Teo Kok Seong, a professor at Universiti Kebangsaan Malaysia, said homeschooling centres and vernacular schools, which are popping up everywhere, do not promote national identity and unity.
“The pride and the identity of a country are in its national schools. Yet, they are not becoming the number one choice for parents to send their children,” he told FMT.
He urged the education ministry to discuss and release guidelines to put an end to the on-going complaints by Malay and non-Malay parents on national schools.
Explaining why parents don’t send their children to national schools, Teo said some of the national schools were too Islamic in nature and the quality of teaching was also not up to the mark.
He claimed those administrating these schools are also being appointed on the basis of race, not merit.
Teo said parents don’t care if teachers belong to any particular race. What they expect of teachers is “dedication and quality”.
“Choose them on the basis of merit, not the race.”
He said the education ministry should also try to change the perception of parents who think national schools are “too Islamic”.
Failure of the ministry in addressing the complaints of parents could result in Malaysia continuing to have multistream schools and children from only one race mingling with each other, he said.
“We are racially dividing our children from a very young age.

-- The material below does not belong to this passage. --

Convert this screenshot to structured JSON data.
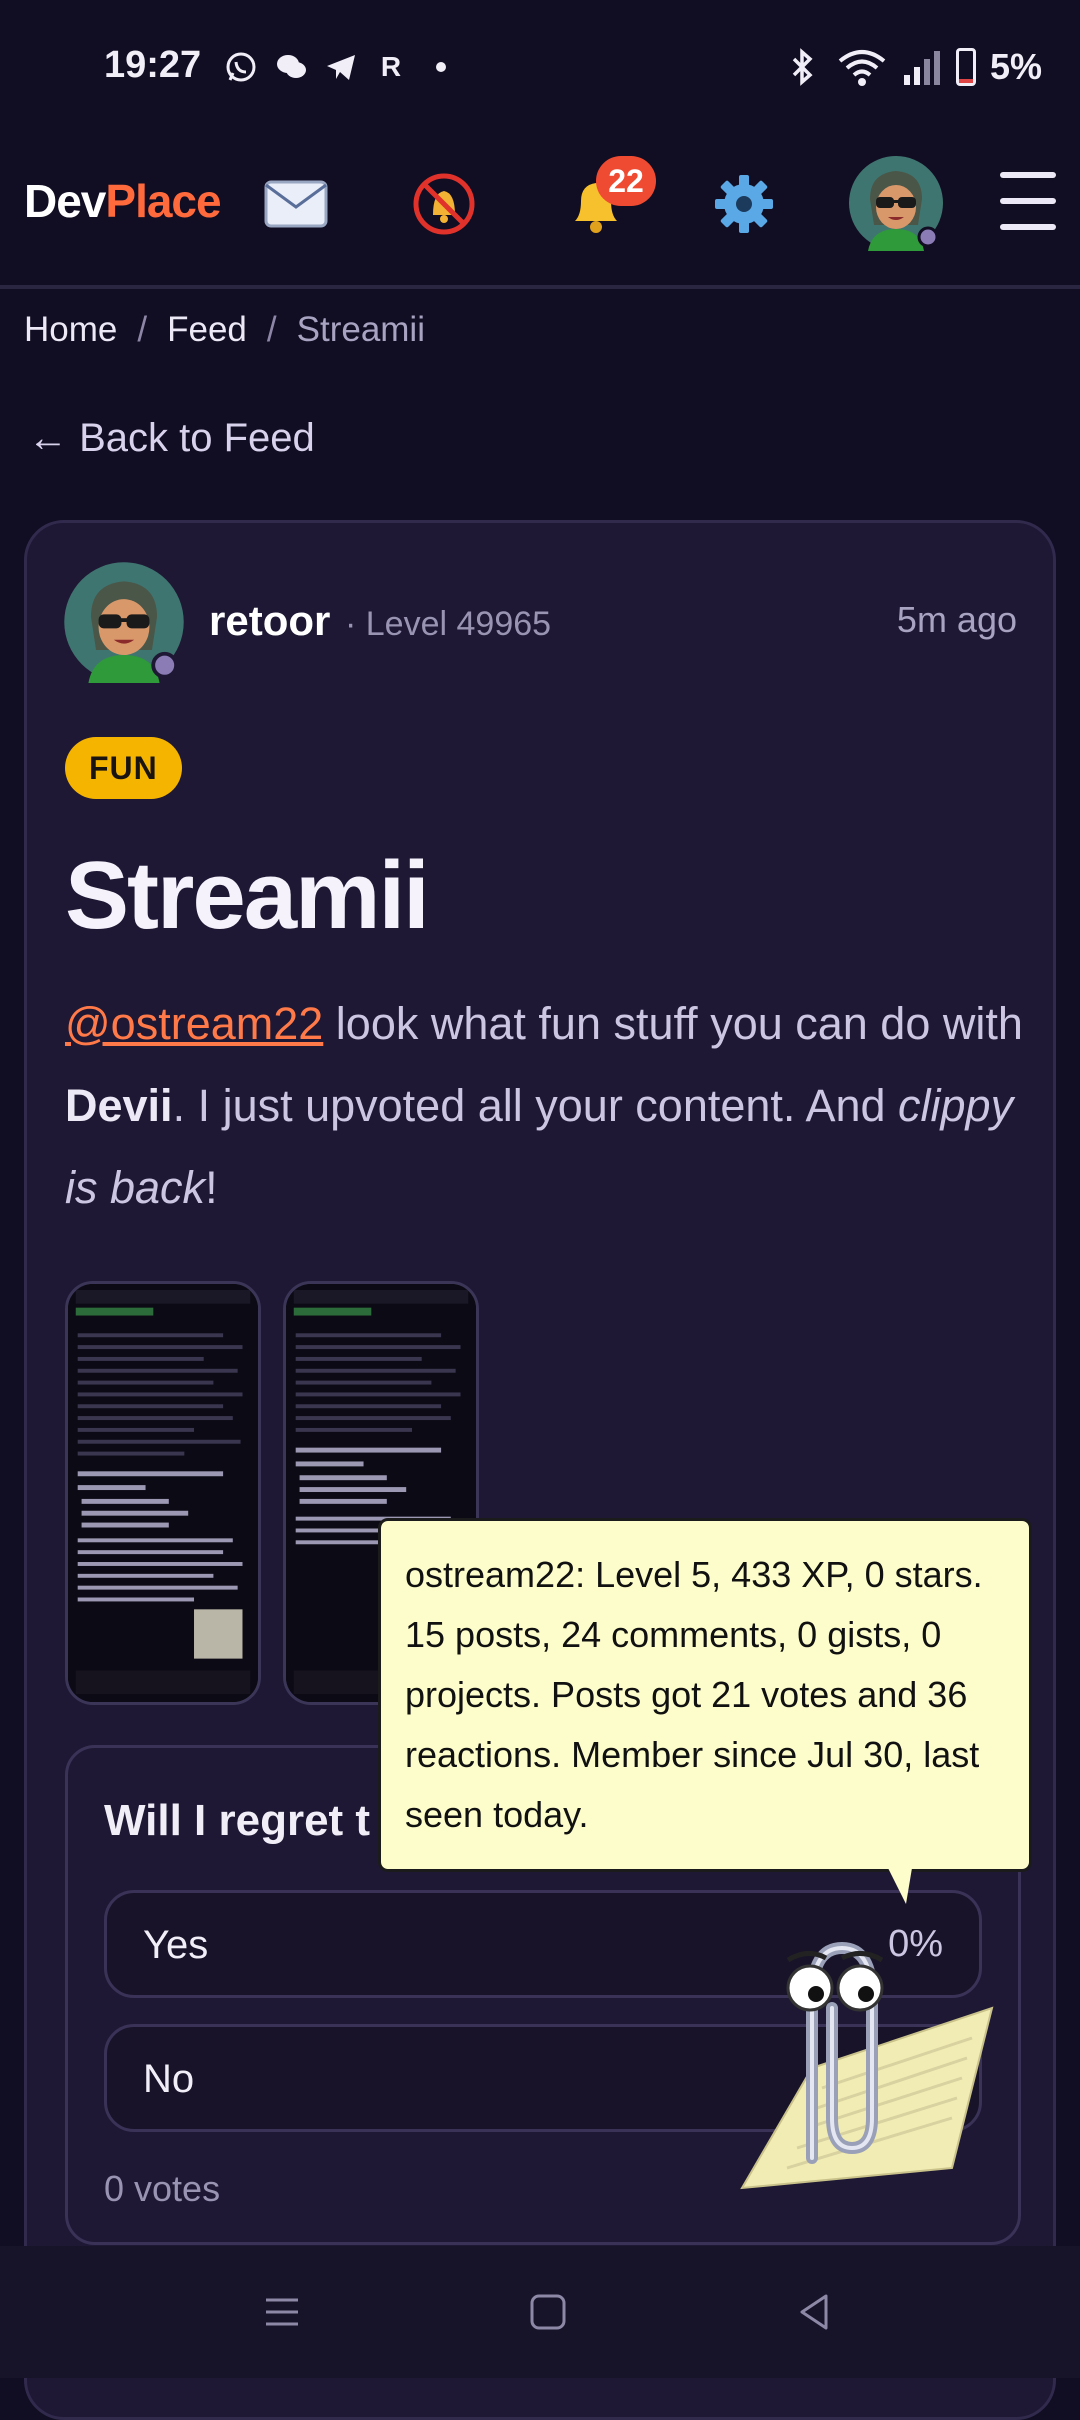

This is bad for national unity.”
Teo said the government should take measures to make national schools the first choice for parents.
Every year, about half a million students start their Year One in Malaysia.
The country has national schools, Chinese and Tamil vernacular schools, Islamic schools, homeschooling centres and private and international schools.
Many parents prefer vernacular schools as the language, identity and culture of a particular community are given importance.